I set out on the Ventana Canyon Trail around 8 am, which was a bit later than ideal. The hike up took about 5 hours, with plenty of stops for photos. This trail is very scenic with a good variety of desert landscape and some amazing views.
As I began the hike, the "Super Moon" was setting (actually it was a couple of days prior but still almost full).
The trail in the early stages of the hike was easy to follow. At one point it went directly beneath an old Saguaro cactus. A few miles later, I passed the Maiden Pools, and noticed an interesting rock. Supposedly this rock was a Matate used by native Americans for grinding grains.
As I climbed higher, the expansive views down Ventana Canyon were quite spectacular.
After around 5 miles, the trail had become much less clear, and it connected to the Esperero Trail ,which in some places was almost invisible. But my confidence that I would reach the summit began to grow, as I saw the jagged peaks off in the distance. On the other hand, I began to wonder how I would ever be able to reach the top!

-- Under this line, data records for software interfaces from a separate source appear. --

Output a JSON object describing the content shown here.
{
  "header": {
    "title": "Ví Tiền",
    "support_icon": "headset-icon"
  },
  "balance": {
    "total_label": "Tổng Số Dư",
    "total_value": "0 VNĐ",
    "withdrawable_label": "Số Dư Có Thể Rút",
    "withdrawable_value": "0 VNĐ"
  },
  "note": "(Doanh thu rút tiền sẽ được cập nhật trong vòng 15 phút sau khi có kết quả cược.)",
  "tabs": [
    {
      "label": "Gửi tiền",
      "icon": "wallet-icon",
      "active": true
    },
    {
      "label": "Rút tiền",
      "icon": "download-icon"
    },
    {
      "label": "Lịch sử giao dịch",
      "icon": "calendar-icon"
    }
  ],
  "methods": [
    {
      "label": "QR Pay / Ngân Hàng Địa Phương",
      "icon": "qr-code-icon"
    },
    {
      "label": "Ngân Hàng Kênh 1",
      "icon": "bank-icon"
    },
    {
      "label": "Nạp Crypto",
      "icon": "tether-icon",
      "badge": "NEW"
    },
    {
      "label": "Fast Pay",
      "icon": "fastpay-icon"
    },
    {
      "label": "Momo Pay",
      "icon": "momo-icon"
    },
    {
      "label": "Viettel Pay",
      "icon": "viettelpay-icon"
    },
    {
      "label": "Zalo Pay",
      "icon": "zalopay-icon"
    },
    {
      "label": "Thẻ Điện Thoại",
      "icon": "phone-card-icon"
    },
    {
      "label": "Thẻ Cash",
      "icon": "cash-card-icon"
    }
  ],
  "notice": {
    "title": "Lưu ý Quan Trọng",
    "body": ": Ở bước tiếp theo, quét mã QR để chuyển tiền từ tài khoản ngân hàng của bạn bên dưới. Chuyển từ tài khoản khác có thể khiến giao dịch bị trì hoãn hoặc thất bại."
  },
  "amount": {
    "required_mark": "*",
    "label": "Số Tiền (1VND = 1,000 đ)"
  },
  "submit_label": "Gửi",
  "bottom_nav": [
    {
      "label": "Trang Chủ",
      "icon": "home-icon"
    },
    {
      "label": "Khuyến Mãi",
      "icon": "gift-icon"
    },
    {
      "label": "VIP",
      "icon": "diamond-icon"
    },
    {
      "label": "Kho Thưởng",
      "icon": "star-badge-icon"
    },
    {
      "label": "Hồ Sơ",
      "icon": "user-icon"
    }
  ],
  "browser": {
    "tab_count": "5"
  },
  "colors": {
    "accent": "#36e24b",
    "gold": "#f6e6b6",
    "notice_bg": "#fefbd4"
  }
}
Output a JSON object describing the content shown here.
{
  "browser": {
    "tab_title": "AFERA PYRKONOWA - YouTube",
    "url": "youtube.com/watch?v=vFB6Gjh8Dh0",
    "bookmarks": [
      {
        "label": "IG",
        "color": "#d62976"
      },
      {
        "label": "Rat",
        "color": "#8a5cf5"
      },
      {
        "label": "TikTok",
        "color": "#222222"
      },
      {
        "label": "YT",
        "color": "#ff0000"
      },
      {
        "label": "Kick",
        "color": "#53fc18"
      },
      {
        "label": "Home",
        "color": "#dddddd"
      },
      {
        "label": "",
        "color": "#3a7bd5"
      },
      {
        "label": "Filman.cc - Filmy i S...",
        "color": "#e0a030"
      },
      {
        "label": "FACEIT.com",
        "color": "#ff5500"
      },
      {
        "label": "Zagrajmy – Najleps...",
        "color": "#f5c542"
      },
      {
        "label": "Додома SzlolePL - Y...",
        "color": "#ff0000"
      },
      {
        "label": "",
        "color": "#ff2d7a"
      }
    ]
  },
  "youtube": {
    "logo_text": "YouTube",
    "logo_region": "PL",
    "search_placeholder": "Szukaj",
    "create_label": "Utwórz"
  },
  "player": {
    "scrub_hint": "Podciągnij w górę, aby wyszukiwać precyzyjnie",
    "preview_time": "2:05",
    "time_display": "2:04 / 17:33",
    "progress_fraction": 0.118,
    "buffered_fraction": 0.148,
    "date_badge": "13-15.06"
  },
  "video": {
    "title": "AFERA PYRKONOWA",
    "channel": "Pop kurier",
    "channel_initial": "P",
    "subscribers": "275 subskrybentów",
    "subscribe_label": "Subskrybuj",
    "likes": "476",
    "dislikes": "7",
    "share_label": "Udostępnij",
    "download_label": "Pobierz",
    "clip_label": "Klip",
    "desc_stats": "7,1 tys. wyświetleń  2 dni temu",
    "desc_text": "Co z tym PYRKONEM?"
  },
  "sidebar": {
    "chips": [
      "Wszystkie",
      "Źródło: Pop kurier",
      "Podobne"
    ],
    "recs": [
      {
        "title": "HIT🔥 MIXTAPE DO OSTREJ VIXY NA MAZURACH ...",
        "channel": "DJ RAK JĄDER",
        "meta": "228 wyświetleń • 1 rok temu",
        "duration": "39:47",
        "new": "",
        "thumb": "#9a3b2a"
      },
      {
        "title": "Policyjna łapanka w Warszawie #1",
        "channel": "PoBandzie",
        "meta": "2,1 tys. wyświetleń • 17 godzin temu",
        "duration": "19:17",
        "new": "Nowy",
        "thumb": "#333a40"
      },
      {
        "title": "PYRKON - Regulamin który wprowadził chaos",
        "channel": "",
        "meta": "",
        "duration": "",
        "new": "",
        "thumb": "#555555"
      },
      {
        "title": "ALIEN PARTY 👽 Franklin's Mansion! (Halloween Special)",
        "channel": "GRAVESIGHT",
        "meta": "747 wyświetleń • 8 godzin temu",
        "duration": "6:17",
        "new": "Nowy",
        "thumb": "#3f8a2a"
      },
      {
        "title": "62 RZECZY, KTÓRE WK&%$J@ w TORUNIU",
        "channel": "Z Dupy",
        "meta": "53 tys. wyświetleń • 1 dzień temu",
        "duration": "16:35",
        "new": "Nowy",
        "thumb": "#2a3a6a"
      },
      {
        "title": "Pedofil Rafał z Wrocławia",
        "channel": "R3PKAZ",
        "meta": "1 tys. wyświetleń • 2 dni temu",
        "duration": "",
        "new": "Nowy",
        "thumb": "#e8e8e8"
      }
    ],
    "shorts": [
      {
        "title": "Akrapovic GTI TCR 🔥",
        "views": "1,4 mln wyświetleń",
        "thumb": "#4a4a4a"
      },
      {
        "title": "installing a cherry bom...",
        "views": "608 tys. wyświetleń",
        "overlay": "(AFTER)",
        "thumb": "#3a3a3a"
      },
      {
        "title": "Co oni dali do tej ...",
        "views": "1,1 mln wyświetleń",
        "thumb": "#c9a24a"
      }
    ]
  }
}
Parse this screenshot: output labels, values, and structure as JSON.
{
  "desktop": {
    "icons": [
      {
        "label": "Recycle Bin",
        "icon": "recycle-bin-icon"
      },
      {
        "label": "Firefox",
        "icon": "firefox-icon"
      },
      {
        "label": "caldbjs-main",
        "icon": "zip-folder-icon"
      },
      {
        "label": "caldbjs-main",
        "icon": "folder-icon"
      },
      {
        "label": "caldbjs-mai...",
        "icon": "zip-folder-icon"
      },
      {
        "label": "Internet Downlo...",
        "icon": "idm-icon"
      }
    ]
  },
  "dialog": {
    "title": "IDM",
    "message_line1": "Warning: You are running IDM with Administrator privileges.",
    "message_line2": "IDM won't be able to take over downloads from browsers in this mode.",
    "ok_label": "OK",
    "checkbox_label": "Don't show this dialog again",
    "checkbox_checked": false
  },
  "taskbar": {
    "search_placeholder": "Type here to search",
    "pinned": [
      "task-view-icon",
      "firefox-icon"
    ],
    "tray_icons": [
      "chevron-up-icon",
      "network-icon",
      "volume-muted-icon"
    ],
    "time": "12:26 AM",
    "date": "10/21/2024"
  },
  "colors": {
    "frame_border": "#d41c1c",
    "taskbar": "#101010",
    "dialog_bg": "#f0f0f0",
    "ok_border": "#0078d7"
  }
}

Along the ridge is the geological feature that gives this range its name. Window Rock is a natural "window", and apparently there are places in the city of Tucson where you can actually see the Window if you look carefully. For purposes of SOTA, Window Rock was not my destination as it lies too far below the summit. But since the trail passes so close to the Window, I felt compelled to stop to enjoy a few minutes exploring the Window and it's incredible views.
Pushing onward, I found the trail was significantly less obvious, and significantly more challenging, once I had passed the Window. I suppose most people probably don't hike past this point, which is already a fairly solid day's hike. But I was determined to reach the summit and get on the air!
Unfortunately, I reached a point where it seemed that it would be impossible to go any higher. SOTA rules allow you to set up within 25 meters of the peak's highest elevation, and I was just at the edge of this limit, but I was also was surrounded by pillars of rock...setting up an antenna in this area was not an option. I tried calling my buddy Quinton, NU7Y, on a repeater, and the rocks made that virtually impossible too.
I was discouraged, but then I realized...I had just hiked for almost 5 hours, climbed over 4,500 feet, and I came here to operate my radio! I was not going to give up. There were some trees, and I realized that with some creative scrambling/tree climbing, I might be able to get higher.
It worked! I found my way to the top, and was rewarded with a nice rock summit!
The views were absolutely amazing up there. I quickly set up and got on the air. It was already past 1:30pm and I knew time was going to be short if I was to make it back down before sunset.
I would have loved to just sit up there and run the rig, but sadly I only made 17 QSO's before I decided it was time to pack up. I'm learning that while operating from summits is supremely fun, my time up there always seems to be quite limited.
Here's a 360 degree video view from the summit. I had my HT on a local repeater and there were a few locals planning the next day's public service ops for El Tour de Tucson, a big bike race.
I really had to hurry on the hike down. The views of the mountains were quite stunning as the sun set, with hills taking on a golden hue and shadows growing longer.
I finally made it back to the car just about 10 minutes after sunset, tired but happy. The total hike distance was 13.2 miles, according to my GPS, with 4,779 feet of elevation gain. This was a beautiful hike and a successful SOTA activation, and I'm looking forward to doing it again!